The method takes advantage of pattern recognition to detect suicidal thoughts in Facebook posts and streamed videos. The technology is a work in progress as the social media giant seeks to make sure the AI system is accurate in recognizing suicidal patterns in posts before Facebook's team of reviewers begins to analyze them. The AI tool will also use specific texts in posts and comments as signals that will indicate someone is in distress and in need of immediate response. While the pattern recognition approach uses AI to speed up the detection process, Facebook also maintains a Community Operations team that consists of thousands of reviewers from across the globe who work to assess reports on various content on the social networking site. The role of AI in this approach is to help identify posts and live streams the specialists should review first in order to determine the appropriate first responders who will provide the necessary assistance and proper resources to people at risk of committing suicide.
Guy Rosen, Facebook's vice president of product management, said in a blog post published on Monday that the company has collaborated with first responders in October to develop more than 100 wellness checks using the data gathered through Facebook's proactive detection tool on top of the reports collected from the Facebook community. This work builds on Facebook's ongoing effort to help users reach out to friends who express thoughts of suicide or report a suicidal post directly to the company.
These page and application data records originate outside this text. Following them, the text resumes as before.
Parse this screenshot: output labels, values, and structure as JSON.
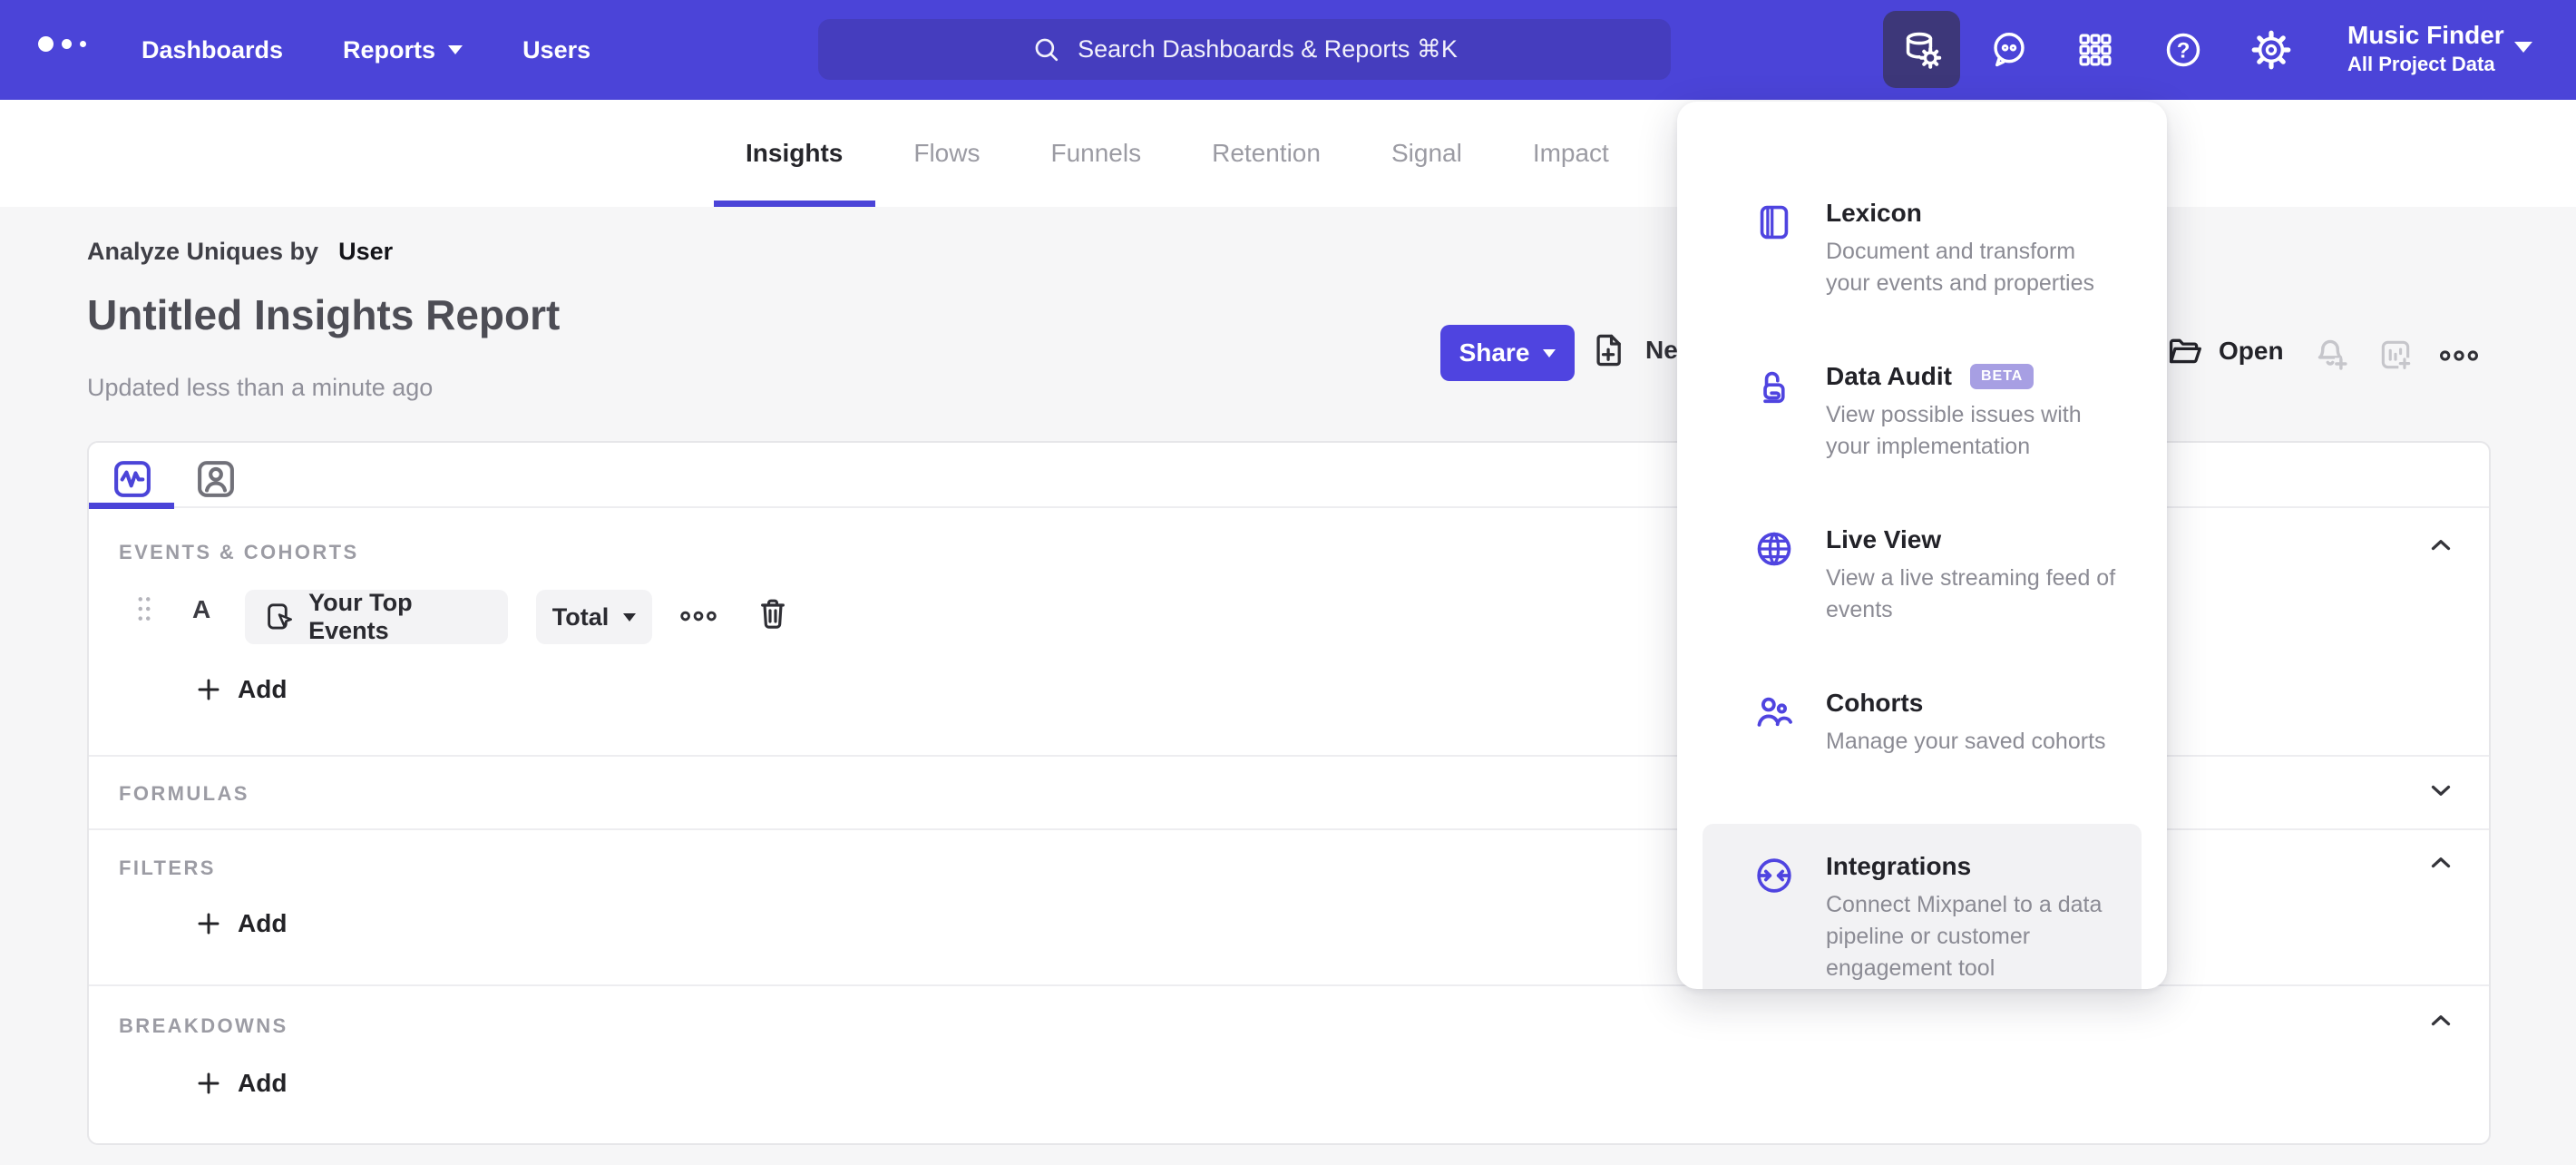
{
  "colors": {
    "topbar": "#4b44d8",
    "topbar_search": "#453dbe",
    "accent": "#4f44e0",
    "active_tile": "#3d3779",
    "beta_badge": "#a79fe3",
    "page_bg": "#f6f6f7"
  },
  "topbar": {
    "nav": [
      {
        "label": "Dashboards"
      },
      {
        "label": "Reports",
        "has_caret": true
      },
      {
        "label": "Users"
      }
    ],
    "search_placeholder": "Search Dashboards & Reports ⌘K",
    "icons": [
      "data-management-icon",
      "feedback-icon",
      "apps-grid-icon",
      "help-icon",
      "settings-icon"
    ],
    "project": {
      "name": "Music Finder",
      "scope": "All Project Data"
    }
  },
  "tabs": {
    "items": [
      {
        "label": "Insights",
        "active": true
      },
      {
        "label": "Flows"
      },
      {
        "label": "Funnels"
      },
      {
        "label": "Retention"
      },
      {
        "label": "Signal"
      },
      {
        "label": "Impact"
      }
    ]
  },
  "report_header": {
    "breadcrumb_prefix": "Analyze Uniques by",
    "breadcrumb_value": "User",
    "title": "Untitled Insights Report",
    "updated": "Updated less than a minute ago",
    "share_label": "Share",
    "new_label": "New",
    "open_label": "Open"
  },
  "query_builder": {
    "sections": {
      "events": {
        "label": "EVENTS & COHORTS",
        "row": {
          "series": "A",
          "event": "Your Top Events",
          "metric": "Total"
        },
        "add_label": "Add"
      },
      "formulas": {
        "label": "FORMULAS"
      },
      "filters": {
        "label": "FILTERS",
        "add_label": "Add"
      },
      "breakdowns": {
        "label": "BREAKDOWNS",
        "add_label": "Add"
      }
    }
  },
  "apps_menu": {
    "items": [
      {
        "icon": "lexicon-book-icon",
        "title": "Lexicon",
        "description": "Document and transform your events and properties"
      },
      {
        "icon": "data-audit-lock-icon",
        "title": "Data Audit",
        "badge": "BETA",
        "description": "View possible issues with your implementation"
      },
      {
        "icon": "live-view-globe-icon",
        "title": "Live View",
        "description": "View a live streaming feed of events"
      },
      {
        "icon": "cohorts-users-icon",
        "title": "Cohorts",
        "description": "Manage your saved cohorts"
      },
      {
        "icon": "integrations-sync-icon",
        "title": "Integrations",
        "description": "Connect Mixpanel to a data pipeline or customer engagement tool",
        "highlighted": true
      }
    ]
  }
}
Facebook's suicide prevention tool was also added to its Facebook Live and Messenger services earlier this year.